━━━━━ DATA FOR ANALYSIS ━━━━━

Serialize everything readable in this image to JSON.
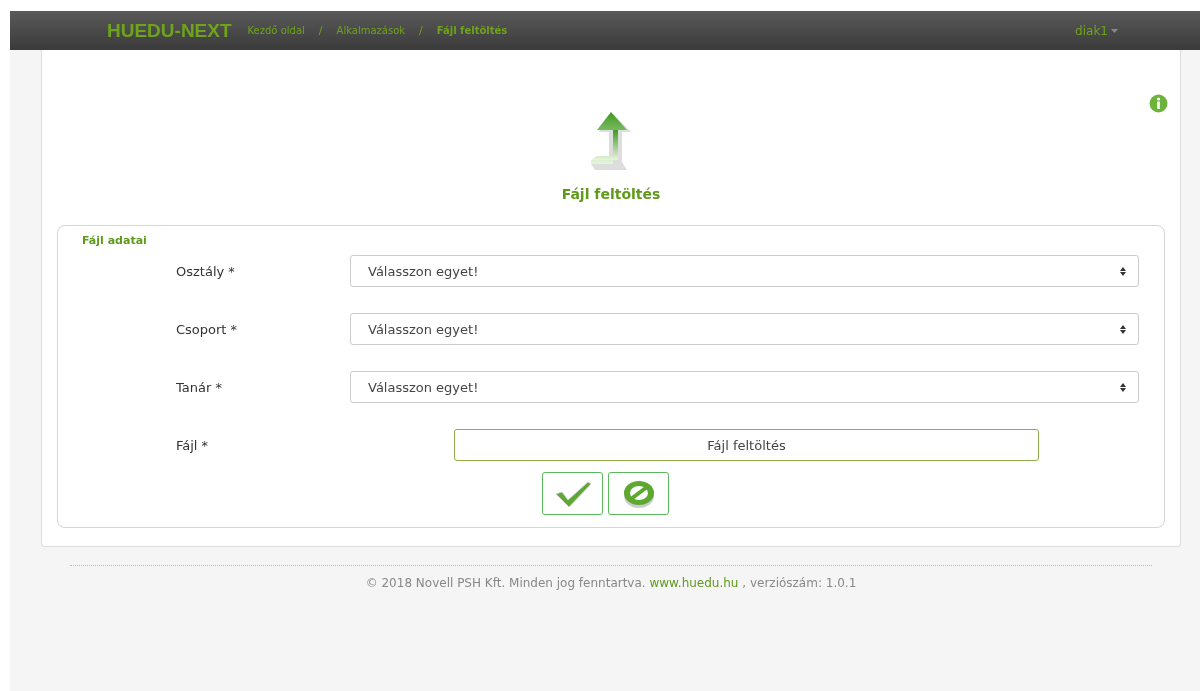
{
  "navbar": {
    "brand": "HUEDU-NEXT",
    "breadcrumb": [
      {
        "label": "Kezdő oldal",
        "selected": false
      },
      {
        "label": "Alkalmazások",
        "selected": false
      },
      {
        "label": "Fájl feltöltés",
        "selected": true
      }
    ],
    "separator": "/",
    "user": "diak1"
  },
  "page": {
    "title": "Fájl feltöltés"
  },
  "form": {
    "legend": "Fájl adatai",
    "fields": [
      {
        "kind": "select",
        "label": "Osztály *",
        "value": "Válasszon egyet!"
      },
      {
        "kind": "select",
        "label": "Csoport *",
        "value": "Válasszon egyet!"
      },
      {
        "kind": "select",
        "label": "Tanár *",
        "value": "Válasszon egyet!"
      },
      {
        "kind": "file",
        "label": "Fájl *",
        "button": "Fájl feltöltés"
      }
    ]
  },
  "footer": {
    "text": "© 2018 Novell PSH Kft. Minden jog fenntartva.",
    "link": "www.huedu.hu",
    "suffix": ", verziószám: 1.0.1"
  }
}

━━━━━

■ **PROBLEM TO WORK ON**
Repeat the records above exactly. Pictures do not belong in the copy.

■ **ANSWER TO THE EXERCISE**
Serialize everything readable in this image to JSON.
{
  "navbar": {
    "brand": "HUEDU-NEXT",
    "breadcrumb": [
      {
        "label": "Kezdő oldal",
        "selected": false
      },
      {
        "label": "Alkalmazások",
        "selected": false
      },
      {
        "label": "Fájl feltöltés",
        "selected": true
      }
    ],
    "separator": "/",
    "user": "diak1"
  },
  "page": {
    "title": "Fájl feltöltés"
  },
  "form": {
    "legend": "Fájl adatai",
    "fields": [
      {
        "kind": "select",
        "label": "Osztály *",
        "value": "Válasszon egyet!"
      },
      {
        "kind": "select",
        "label": "Csoport *",
        "value": "Válasszon egyet!"
      },
      {
        "kind": "select",
        "label": "Tanár *",
        "value": "Válasszon egyet!"
      },
      {
        "kind": "file",
        "label": "Fájl *",
        "button": "Fájl feltöltés"
      }
    ]
  },
  "footer": {
    "text": "© 2018 Novell PSH Kft. Minden jog fenntartva.",
    "link": "www.huedu.hu",
    "suffix": ", verziószám: 1.0.1"
  }
}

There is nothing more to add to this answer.